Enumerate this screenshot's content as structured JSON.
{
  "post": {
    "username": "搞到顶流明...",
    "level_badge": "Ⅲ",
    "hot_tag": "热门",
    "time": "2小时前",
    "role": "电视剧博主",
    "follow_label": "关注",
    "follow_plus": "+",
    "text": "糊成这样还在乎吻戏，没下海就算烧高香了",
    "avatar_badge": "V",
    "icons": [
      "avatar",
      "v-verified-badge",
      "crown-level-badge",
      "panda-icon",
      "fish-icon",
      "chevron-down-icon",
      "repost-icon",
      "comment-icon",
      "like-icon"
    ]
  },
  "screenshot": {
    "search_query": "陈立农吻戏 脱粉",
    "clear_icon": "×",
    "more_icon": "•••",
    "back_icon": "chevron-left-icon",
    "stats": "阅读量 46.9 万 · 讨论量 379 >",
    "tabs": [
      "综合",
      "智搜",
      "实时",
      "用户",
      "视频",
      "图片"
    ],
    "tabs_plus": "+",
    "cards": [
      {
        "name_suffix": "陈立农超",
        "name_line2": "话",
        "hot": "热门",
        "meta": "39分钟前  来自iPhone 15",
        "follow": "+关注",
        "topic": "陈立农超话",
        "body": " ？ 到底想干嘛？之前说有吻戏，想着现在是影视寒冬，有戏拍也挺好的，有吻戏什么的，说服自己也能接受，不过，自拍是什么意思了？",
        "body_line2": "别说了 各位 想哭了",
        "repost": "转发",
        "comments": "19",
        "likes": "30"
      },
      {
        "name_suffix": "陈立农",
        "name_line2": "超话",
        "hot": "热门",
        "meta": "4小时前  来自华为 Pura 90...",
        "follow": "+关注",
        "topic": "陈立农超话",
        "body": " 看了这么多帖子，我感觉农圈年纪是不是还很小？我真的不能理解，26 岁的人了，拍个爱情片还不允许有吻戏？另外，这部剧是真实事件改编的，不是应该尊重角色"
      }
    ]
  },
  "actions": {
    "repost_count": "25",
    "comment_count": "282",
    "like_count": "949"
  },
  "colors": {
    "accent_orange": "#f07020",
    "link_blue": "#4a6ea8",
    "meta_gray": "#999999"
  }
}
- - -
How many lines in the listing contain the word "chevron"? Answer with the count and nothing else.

Answer box: 2